RECORDS SHOWN =
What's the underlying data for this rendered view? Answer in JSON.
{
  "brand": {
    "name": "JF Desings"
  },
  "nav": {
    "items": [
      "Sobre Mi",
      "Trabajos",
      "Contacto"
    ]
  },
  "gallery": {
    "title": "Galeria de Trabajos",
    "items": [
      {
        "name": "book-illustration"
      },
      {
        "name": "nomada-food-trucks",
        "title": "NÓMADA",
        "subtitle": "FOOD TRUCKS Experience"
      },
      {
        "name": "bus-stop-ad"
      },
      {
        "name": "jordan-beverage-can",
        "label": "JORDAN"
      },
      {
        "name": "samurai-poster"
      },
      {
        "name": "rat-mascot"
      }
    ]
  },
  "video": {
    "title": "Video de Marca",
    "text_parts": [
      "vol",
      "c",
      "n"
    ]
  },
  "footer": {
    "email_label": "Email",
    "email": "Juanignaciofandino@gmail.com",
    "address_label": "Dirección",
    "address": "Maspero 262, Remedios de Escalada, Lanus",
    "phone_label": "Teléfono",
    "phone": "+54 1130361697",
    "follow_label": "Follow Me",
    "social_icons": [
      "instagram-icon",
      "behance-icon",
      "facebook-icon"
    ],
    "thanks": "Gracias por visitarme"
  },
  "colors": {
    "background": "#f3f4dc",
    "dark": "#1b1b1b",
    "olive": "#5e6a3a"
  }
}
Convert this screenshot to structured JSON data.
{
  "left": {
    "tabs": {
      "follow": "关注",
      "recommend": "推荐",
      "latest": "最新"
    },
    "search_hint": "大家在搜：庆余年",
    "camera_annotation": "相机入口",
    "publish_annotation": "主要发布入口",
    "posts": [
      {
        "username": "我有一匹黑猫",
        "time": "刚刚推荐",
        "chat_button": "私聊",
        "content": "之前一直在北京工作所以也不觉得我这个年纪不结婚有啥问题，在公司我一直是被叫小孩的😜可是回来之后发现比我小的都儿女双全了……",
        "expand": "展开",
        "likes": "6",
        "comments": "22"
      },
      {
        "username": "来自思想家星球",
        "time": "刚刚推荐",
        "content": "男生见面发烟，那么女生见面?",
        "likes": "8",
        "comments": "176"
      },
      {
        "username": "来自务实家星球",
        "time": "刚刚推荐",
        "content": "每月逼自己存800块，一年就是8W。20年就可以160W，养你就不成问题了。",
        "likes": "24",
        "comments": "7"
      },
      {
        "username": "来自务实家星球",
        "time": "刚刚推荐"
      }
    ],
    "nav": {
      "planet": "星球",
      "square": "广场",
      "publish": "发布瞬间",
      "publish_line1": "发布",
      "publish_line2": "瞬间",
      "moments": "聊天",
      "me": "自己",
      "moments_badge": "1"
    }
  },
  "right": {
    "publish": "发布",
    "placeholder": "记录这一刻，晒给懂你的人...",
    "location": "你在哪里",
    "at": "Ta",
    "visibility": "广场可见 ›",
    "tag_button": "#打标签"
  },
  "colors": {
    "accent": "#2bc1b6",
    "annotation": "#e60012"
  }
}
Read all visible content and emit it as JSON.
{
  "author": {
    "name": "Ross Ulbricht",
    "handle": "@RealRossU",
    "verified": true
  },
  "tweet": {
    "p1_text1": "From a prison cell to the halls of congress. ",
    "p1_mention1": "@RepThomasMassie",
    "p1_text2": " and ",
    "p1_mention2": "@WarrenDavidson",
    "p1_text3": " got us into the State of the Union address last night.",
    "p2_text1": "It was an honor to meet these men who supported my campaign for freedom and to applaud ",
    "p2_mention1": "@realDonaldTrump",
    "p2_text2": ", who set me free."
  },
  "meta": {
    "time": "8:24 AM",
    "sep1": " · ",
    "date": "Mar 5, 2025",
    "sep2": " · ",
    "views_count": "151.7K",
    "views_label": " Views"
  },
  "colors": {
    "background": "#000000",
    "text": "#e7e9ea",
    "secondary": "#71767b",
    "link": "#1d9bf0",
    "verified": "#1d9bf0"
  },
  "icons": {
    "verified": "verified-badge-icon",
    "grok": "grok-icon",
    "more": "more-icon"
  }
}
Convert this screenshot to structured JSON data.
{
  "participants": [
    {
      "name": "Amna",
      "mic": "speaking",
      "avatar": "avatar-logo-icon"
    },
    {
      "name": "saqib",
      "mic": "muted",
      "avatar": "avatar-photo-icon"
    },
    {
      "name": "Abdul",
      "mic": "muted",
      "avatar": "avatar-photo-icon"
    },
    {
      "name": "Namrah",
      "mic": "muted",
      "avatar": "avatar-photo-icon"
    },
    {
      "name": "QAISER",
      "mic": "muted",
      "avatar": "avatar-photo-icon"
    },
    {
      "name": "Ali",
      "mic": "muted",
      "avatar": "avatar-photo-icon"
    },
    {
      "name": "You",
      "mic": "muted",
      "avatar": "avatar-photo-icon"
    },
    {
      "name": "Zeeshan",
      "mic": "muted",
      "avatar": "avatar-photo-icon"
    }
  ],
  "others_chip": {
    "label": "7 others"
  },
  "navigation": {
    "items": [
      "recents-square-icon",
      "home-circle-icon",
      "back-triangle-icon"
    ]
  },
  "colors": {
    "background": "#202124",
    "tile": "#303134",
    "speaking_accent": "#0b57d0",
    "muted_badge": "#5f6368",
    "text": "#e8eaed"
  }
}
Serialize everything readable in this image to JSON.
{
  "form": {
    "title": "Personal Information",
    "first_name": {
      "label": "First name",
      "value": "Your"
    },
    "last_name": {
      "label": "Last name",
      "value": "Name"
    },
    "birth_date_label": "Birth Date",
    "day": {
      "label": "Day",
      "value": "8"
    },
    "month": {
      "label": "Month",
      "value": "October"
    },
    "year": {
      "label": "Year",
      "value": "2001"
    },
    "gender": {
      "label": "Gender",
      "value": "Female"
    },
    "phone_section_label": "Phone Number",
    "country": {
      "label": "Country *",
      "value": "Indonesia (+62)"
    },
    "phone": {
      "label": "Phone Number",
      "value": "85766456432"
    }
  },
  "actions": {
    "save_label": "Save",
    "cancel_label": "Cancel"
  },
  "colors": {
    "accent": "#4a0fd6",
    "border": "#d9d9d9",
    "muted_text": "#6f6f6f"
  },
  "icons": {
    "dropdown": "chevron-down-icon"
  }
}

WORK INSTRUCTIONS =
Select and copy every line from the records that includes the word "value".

YOUR SOLUTION =
      "value": "Your"
      "value": "Name"
      "value": "8"
      "value": "October"
      "value": "2001"
      "value": "Female"
      "value": "Indonesia (+62)"
      "value": "85766456432"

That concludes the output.